**Element data from apps and pages:**
========================================================================

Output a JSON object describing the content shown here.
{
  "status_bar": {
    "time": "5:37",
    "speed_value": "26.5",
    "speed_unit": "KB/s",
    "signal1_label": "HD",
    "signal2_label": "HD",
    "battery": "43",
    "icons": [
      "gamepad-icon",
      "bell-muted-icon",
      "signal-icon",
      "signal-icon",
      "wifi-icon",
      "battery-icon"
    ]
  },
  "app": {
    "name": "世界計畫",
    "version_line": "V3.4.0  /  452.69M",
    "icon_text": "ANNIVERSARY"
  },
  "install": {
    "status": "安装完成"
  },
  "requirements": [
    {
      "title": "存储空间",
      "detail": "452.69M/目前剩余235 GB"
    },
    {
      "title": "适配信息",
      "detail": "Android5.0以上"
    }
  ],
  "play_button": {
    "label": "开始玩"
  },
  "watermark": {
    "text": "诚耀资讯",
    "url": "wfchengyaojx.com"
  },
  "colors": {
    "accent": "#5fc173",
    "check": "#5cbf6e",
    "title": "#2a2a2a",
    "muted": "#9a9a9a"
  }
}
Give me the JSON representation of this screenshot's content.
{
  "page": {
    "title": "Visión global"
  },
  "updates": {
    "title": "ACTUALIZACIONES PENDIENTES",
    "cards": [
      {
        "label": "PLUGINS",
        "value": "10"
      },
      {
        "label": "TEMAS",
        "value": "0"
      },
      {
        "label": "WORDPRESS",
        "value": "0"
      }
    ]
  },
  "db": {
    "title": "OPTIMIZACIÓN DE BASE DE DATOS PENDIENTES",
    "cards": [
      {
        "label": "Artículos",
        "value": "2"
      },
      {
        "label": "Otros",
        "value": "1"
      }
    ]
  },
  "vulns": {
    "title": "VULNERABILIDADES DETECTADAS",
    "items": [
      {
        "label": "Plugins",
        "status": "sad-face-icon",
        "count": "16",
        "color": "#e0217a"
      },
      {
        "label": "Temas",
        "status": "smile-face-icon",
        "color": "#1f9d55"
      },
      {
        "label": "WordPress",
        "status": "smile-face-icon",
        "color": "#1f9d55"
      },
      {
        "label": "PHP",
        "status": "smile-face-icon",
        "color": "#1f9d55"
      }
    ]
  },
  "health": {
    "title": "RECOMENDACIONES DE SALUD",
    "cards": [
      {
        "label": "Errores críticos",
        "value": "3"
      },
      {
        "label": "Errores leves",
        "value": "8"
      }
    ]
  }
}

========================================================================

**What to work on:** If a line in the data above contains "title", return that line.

**Result for this task:**
      "title": "存储空间",
      "title": "适配信息",
    "title": "#2a2a2a",
    "title": "Visión global"
    "title": "ACTUALIZACIONES PENDIENTES",
    "title": "OPTIMIZACIÓN DE BASE DE DATOS PENDIENTES",
    "title": "VULNERABILIDADES DETECTADAS",
    "title": "RECOMENDACIONES DE SALUD",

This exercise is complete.